A gap year in Chile will leave you astounded with the landscapes and natural beauty it has to offer. Here's a sneak peek for you to plan Your your travel during your gap year in Chile.
Valparaíso: Valparaíso is one of the most atmospheric port cities in Latin America - a city with sinuous hills and a labyrinth of precipitous streets and colourful clapboard houses that inspired the poet Pablo Neruda.
Chile's Lake District: Chile's beautiful Lake District is made up of national parks that offer staggeringly lovely views of ancient monkey puzzle trees, pristine alpine lakes and perfectly shaped volcanoes.
Parque Nacional Lauca: Parque Nacional Lauca in the north of Chile is a UNESCO World Biosphere Reserve - look out for flamingos, rheas (an ostrich-like bird).
Chiloé: The quirky island of Chiloé has colourful and old wooden churches to marvel at.
Volcán Villarrica: One of the world's most active volcanoes, Volcán Villarrica near Pucón, is safer than it sounds - it is also one of the world's most monitored, so you should have plenty of warning of any imminent eruption.

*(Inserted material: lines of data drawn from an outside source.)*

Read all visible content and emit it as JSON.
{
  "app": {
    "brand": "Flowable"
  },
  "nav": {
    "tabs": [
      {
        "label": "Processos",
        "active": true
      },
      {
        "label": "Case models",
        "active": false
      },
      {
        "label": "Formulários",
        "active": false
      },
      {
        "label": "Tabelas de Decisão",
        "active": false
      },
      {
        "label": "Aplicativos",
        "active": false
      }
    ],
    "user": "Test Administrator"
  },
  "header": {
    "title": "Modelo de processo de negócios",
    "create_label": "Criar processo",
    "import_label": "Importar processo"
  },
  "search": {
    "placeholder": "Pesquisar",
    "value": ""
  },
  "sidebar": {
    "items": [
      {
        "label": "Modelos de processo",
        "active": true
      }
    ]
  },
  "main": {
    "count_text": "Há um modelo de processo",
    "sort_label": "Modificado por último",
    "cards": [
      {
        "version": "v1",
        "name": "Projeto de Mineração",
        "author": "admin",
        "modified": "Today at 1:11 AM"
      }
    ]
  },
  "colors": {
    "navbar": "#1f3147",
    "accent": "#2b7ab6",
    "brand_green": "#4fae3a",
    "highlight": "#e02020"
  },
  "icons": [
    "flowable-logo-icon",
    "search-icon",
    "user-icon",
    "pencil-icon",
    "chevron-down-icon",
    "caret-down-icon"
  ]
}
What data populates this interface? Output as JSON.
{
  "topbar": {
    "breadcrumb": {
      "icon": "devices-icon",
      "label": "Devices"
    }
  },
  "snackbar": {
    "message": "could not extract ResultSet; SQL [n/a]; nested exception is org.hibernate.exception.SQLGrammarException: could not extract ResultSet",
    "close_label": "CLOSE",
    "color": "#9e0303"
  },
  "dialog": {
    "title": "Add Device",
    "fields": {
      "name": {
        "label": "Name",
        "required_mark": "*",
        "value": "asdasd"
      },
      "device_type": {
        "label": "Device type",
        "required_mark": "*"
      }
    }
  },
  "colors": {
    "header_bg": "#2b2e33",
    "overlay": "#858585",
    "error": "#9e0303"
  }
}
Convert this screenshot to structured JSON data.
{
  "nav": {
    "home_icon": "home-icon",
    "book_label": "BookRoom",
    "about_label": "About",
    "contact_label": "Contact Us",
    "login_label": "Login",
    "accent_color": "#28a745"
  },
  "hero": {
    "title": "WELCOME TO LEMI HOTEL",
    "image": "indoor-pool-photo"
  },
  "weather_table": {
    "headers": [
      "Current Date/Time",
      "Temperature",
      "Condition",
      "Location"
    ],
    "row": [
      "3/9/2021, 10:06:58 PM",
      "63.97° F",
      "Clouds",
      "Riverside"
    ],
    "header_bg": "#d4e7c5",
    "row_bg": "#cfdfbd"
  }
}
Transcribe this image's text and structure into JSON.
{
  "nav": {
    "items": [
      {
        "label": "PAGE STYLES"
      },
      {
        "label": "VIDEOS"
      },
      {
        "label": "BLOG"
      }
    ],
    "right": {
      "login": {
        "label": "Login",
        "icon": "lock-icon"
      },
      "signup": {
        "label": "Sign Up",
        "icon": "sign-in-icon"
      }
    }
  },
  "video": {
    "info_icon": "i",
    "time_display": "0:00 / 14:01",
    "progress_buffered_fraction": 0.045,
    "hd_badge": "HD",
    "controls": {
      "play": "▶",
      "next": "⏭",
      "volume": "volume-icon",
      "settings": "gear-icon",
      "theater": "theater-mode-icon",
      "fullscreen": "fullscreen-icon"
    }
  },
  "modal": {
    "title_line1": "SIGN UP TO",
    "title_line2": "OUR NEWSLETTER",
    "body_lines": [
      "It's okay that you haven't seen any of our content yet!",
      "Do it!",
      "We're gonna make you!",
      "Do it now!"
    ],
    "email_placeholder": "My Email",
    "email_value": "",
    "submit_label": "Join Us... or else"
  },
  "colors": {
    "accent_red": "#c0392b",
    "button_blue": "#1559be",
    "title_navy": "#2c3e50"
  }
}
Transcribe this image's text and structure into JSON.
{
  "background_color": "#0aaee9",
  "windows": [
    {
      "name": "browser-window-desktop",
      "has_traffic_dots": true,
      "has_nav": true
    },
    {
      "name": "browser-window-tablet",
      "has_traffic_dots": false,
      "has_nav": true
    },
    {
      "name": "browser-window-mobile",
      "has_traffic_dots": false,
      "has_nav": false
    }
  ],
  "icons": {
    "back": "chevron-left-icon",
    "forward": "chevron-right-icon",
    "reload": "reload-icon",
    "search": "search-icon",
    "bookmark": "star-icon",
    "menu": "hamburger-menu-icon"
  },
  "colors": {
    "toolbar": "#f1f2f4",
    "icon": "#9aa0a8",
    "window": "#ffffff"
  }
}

Fishing: The best spots are in the Lake District and Patagonia. The rivers and streams off the carretera austral, the road that penetrates deep into Chile's southern wilderness, are remarkably clear and offer great opportunities for fly-fishers.
White-water rafting: White-water rafting down any number of the country's spectacular rapids is popular with many taking a gap year in Chile - you'll find specialist operators offering trips down the Maipo near Santiago, the Trancura near Pucón, as well as the Bio-Bio river in Region VIII. Specialist operators can organise week-long trips. The scenery around the Bio-Bio includes hot springs and waterfalls.
Skiing: The world-famous Portillo resort, has hosted many national ski teams, including the Austrian and Italian skiers over for the European summer. Other ski slopes in the area can be found at Farellones-El Colorado, La Parva and Valle Nevado. The ski season usually runs from June to September, so if you would like to ski on your gap year you should plan keeping this in mind.
Antarctica: Voyage to the world's last undiscovered wilderness, Antarctica, from Chile's southernmost city, Punta Arenas.